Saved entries

──────

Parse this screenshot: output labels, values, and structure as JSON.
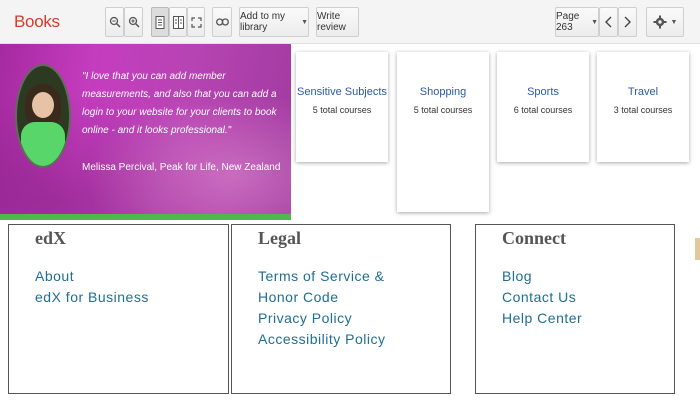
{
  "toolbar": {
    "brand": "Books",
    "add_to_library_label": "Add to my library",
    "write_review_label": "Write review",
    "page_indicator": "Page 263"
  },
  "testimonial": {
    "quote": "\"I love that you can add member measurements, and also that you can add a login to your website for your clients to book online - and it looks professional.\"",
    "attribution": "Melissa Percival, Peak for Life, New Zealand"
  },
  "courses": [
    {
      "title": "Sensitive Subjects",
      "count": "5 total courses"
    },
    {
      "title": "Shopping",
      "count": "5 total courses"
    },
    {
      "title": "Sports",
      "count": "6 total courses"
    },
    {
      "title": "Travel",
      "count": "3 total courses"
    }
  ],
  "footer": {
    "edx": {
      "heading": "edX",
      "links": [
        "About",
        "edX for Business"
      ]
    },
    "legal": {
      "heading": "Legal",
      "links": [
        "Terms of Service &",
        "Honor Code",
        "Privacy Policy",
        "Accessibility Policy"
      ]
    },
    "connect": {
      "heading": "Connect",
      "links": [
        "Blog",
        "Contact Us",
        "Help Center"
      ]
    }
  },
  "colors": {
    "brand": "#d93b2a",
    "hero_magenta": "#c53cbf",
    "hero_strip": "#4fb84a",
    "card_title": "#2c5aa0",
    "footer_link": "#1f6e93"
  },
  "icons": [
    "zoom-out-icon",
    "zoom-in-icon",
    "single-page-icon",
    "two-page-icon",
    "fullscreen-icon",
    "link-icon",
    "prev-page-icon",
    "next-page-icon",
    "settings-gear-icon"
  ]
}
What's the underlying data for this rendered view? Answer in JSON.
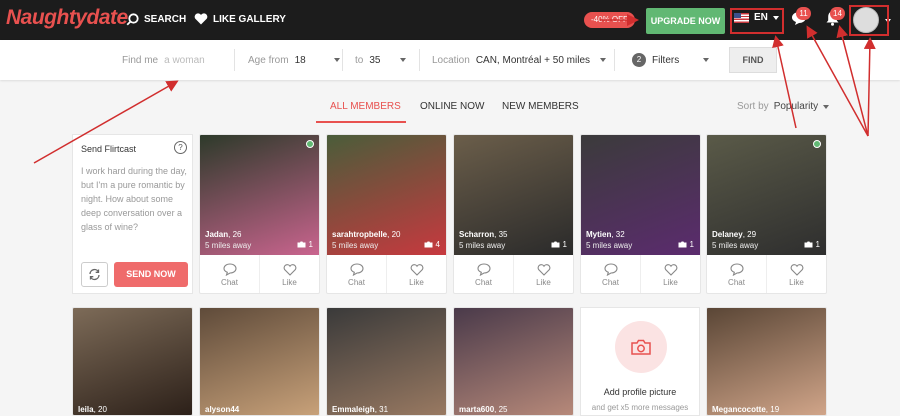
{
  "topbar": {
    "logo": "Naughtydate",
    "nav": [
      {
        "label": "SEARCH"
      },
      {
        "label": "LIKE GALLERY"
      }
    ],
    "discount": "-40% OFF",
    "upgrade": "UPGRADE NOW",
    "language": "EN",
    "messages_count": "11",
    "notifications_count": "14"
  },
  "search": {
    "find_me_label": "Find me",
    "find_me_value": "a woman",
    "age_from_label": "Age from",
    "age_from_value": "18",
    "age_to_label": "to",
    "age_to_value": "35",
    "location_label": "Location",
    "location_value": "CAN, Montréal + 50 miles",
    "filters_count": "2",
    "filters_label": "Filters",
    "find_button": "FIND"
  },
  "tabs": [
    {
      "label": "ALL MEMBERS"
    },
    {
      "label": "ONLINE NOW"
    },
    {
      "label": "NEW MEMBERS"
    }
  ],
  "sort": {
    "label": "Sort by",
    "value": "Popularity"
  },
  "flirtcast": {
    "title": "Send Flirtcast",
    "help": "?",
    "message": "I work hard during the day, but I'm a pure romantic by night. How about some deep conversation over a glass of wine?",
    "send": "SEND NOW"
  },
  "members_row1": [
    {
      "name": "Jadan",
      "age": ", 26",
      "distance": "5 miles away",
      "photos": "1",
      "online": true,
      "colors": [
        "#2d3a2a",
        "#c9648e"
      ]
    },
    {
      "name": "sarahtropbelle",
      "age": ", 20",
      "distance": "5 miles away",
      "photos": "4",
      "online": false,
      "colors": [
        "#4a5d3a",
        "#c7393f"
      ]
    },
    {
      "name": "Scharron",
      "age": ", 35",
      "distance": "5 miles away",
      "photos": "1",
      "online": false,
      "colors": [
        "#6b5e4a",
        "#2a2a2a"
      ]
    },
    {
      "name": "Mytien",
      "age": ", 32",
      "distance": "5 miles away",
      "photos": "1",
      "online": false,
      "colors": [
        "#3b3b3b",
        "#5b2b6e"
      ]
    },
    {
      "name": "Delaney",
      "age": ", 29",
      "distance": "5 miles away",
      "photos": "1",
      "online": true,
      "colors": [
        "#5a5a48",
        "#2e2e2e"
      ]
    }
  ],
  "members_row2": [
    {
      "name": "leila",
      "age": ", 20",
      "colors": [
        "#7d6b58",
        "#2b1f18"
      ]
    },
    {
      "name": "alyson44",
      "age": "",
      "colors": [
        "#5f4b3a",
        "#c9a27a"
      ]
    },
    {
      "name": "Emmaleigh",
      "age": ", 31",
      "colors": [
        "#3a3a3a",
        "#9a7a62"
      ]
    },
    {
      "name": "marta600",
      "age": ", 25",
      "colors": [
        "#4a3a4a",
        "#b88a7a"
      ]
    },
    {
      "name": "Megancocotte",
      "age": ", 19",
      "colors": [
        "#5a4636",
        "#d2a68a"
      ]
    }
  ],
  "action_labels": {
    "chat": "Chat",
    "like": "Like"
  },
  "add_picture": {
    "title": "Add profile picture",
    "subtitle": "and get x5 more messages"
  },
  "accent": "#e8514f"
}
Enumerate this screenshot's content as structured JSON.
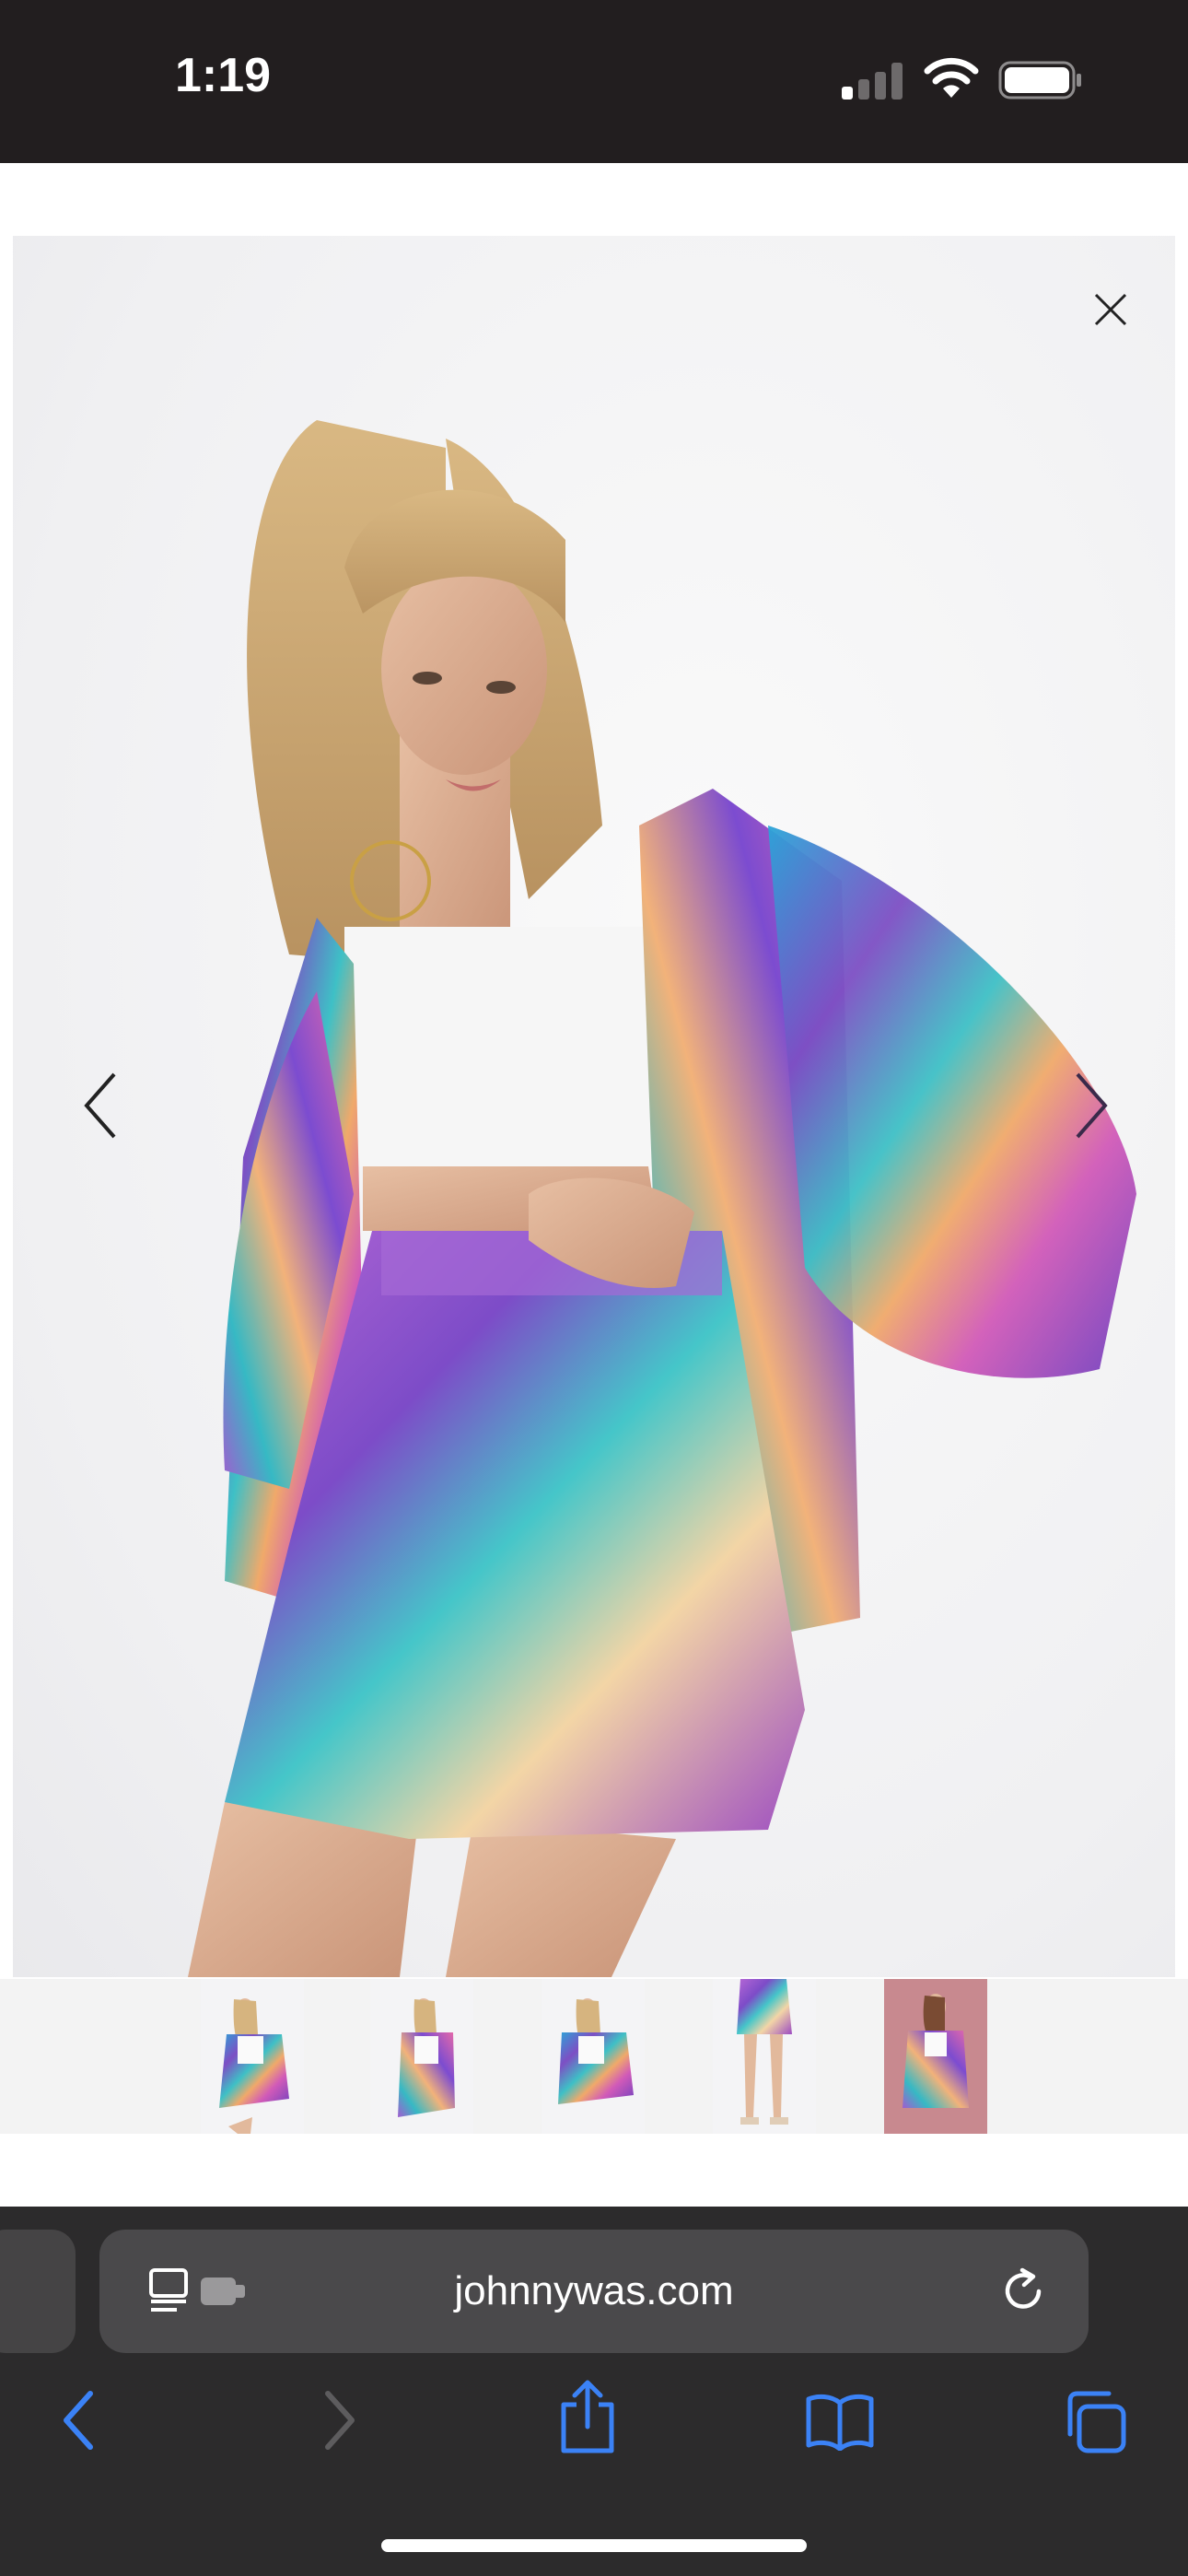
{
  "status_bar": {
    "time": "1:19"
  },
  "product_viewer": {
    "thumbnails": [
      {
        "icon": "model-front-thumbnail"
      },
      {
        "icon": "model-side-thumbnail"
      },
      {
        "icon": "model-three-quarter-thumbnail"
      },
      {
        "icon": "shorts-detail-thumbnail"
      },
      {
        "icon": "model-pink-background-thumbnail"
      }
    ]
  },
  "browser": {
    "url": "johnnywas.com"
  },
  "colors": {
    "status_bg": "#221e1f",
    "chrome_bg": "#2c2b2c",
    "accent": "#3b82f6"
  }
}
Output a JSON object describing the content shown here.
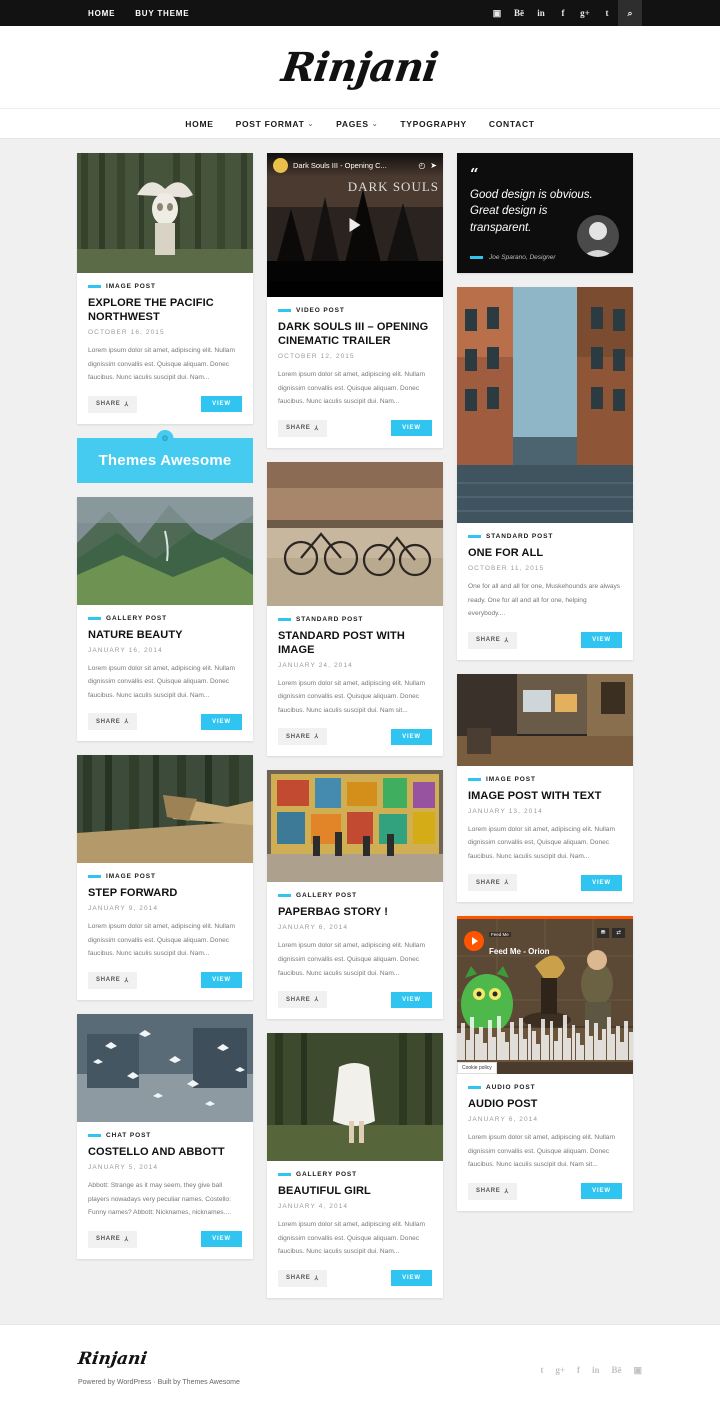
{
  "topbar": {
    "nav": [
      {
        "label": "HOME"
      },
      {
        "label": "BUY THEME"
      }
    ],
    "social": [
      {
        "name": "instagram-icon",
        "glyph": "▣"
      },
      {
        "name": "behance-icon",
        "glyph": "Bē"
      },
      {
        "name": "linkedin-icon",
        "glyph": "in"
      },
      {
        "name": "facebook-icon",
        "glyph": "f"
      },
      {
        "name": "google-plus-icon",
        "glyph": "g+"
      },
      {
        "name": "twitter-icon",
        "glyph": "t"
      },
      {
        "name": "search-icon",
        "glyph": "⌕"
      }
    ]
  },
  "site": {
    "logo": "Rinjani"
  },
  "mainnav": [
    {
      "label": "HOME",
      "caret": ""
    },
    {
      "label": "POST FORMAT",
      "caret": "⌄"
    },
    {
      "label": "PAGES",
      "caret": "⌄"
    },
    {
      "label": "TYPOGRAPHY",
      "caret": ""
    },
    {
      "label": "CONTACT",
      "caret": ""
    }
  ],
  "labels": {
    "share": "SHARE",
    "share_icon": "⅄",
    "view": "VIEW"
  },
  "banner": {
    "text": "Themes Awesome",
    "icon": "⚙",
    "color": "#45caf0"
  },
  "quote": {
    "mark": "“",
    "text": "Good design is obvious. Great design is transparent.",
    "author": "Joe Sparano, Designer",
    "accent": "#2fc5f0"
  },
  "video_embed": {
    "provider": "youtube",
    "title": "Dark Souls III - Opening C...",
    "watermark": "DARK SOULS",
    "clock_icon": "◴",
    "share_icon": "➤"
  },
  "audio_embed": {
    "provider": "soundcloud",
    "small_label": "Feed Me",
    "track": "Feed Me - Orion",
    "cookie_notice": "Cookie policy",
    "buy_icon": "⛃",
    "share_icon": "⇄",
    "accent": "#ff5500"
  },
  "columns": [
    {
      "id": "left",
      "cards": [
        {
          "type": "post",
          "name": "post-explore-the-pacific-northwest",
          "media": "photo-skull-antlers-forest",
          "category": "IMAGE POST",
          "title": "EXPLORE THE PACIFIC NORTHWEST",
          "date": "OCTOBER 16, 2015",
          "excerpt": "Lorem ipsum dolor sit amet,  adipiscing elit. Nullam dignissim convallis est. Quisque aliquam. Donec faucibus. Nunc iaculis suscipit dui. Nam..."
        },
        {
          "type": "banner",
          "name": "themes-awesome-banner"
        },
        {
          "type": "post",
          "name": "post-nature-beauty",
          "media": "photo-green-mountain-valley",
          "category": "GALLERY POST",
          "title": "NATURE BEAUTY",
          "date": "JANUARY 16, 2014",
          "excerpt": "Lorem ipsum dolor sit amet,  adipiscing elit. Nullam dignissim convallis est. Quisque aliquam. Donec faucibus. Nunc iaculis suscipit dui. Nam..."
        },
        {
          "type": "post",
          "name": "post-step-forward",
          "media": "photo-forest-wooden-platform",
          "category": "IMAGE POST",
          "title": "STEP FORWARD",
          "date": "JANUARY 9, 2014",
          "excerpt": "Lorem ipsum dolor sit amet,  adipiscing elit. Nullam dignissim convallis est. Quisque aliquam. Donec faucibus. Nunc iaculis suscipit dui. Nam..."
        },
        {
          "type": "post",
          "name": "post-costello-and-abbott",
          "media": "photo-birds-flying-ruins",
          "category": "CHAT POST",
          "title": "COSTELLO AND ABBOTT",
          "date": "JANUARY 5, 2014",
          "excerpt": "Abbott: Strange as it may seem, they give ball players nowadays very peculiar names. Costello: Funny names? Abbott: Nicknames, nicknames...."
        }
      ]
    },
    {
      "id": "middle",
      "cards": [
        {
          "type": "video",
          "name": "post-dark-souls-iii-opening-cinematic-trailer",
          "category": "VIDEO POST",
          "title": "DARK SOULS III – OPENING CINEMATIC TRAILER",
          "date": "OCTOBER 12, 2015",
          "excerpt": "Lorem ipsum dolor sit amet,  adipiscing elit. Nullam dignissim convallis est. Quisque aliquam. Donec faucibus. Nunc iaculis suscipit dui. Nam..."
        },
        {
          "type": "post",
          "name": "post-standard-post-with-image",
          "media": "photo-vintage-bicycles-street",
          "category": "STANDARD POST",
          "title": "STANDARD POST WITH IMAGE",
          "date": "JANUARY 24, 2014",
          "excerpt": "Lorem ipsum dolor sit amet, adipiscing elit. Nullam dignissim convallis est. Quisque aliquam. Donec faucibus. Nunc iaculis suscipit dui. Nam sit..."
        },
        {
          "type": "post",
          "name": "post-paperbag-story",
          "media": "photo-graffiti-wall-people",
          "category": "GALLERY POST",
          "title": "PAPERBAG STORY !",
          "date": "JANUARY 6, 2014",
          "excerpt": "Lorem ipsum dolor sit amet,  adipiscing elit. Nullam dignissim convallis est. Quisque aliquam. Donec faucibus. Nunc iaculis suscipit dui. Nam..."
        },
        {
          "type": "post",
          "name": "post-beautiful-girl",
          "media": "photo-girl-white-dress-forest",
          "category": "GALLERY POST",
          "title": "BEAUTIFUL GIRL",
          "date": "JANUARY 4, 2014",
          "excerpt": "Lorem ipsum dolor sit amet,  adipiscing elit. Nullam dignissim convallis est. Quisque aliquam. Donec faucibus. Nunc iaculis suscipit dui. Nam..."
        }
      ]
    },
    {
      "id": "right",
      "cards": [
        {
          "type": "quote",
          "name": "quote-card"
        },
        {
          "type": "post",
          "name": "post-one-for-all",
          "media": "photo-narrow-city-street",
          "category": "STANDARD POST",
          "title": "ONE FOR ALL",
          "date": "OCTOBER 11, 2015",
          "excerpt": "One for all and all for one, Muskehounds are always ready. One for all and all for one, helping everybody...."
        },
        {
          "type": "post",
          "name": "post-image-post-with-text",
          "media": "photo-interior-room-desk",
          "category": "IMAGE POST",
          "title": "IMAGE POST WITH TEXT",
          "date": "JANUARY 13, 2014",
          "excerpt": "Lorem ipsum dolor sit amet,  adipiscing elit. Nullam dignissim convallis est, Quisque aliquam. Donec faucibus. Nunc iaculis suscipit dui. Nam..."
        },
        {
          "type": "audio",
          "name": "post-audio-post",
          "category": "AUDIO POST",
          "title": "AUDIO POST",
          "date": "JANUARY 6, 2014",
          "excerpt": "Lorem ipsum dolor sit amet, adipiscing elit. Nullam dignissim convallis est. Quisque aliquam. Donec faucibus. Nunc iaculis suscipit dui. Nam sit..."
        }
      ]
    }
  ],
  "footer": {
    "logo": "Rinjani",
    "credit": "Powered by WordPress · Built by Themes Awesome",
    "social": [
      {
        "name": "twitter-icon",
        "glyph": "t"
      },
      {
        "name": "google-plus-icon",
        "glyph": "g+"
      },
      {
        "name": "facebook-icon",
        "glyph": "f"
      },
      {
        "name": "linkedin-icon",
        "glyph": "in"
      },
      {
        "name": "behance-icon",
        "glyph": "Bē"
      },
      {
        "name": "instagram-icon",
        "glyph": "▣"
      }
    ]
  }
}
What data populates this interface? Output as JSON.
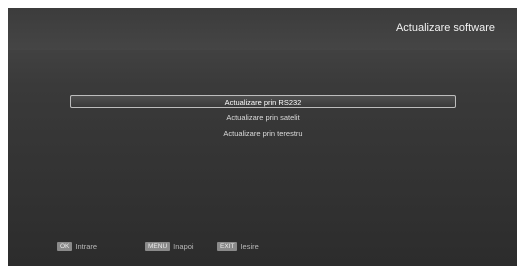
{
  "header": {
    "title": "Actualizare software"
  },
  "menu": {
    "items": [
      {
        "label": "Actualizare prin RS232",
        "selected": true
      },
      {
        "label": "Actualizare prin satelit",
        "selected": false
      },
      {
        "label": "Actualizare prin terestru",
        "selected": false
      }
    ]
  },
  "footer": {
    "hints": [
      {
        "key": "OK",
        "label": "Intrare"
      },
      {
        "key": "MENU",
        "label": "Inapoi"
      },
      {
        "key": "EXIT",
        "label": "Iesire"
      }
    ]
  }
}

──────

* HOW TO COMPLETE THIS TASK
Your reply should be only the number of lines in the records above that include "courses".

* RESULT OF THIS TASK
5